While Ibuki (息吹) was the early voice of Cross Vein Julia Nishimura certainly has become their most identifiable and iconic frontwoman since debuting in 2010. Shrill would be one way of describing Julia’s vocals, glass-shattering another. Over nine years and three albums Nishimura’s golden pipes are one of Cross Vein’s greatest assets. On “True Castle” Julia is her kawaii self and, thankfully, she continues to sing in her native Japanese (despite both tracks being Englisht titled). There are no instances of forced heavily accented English, something which prevented Lovebites highly-publicized Nuclear Blast Records debut “Clockwork Immortality” from unlocking its full potential. Not encumbered by having to appeal to the international market Cross Vein is content to remain a titan force domestically. Due to the sheer intensity of their attack, the relentless optimism, and triumphant technicality Cross Vein is best enjoyed in limited dosages. Offering 2 new tracks, and a total of 20 minutes of music, “True Castle” has the ideal duration while offering a glimpse of where Cross Vein is headed in the future.

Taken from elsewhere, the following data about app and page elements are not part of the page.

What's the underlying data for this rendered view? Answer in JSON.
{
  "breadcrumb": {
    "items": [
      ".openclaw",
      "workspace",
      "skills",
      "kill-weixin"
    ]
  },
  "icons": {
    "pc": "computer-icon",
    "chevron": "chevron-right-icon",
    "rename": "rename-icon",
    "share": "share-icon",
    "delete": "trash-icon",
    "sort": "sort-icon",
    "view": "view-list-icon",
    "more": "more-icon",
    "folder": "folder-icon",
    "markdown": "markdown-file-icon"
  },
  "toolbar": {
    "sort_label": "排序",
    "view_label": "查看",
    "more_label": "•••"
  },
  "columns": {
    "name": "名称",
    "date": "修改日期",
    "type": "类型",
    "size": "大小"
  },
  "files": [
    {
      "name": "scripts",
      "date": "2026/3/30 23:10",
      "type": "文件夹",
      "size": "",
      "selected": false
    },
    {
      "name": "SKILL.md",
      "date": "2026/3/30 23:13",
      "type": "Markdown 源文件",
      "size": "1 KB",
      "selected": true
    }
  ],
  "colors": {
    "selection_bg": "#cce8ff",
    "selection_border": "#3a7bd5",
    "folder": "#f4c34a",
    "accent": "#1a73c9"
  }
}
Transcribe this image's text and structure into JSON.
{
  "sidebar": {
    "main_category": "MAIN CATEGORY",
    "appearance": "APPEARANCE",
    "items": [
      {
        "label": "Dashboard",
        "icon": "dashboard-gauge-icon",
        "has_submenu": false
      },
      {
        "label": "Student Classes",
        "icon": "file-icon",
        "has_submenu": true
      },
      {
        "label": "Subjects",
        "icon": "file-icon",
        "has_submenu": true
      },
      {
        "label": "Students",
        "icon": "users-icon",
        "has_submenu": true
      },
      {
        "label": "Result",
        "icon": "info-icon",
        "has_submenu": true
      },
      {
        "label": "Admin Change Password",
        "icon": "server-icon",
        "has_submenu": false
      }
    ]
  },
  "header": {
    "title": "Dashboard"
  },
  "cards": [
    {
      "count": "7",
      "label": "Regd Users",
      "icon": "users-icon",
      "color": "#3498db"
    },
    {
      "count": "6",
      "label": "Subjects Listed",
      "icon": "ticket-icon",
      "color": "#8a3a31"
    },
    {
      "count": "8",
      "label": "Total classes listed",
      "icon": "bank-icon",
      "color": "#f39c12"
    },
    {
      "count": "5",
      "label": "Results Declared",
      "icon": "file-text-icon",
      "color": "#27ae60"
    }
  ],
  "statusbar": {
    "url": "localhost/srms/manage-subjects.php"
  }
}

“True Castle” doesn’t so much chart new waters as it offers a slight refining of the direction Cross Vein has been specializing in since “Royal Eternity”. Just like on the earlier “The Revival” single Julia doesn’t feature on the cover (even though she did on the earlier “Profusion” and “Maid Of Lorraine” singles) and “True Castle”, at least visually, seems to be a callback to the “Moon Addict” days with artwork that very much looks like a stylistic continuation of “The Revival”. Those pining to see Julia and her dresses again will in all likelihood have to wait for the fourth Cross Vein album. There’s a point to be made that Cross Vein might just be a tad much for the average power metal fan, but bands like Twilight Force, Frozen Crown, Elvenstorm, and Dragonforce are drawing massive crowds despite, or maybe in spite of, their inevitably tacky conceptual nature. The closest thing you could call Cross Vein is fairytale metal, or Tim Burton metal. Whichever description you prefer, “True Castle” very much manifests that the Yoshinari Kashiwagi-Masumi Takayama songwriting partnership continues to pay dividends. As sugary and shiny as Cross Vein tends to be they are emblemic of Japanese power metal in the sense that they do it better than the European masters. That fourth album cannot come soon enough. Let’s hope Julia’s on the cover again.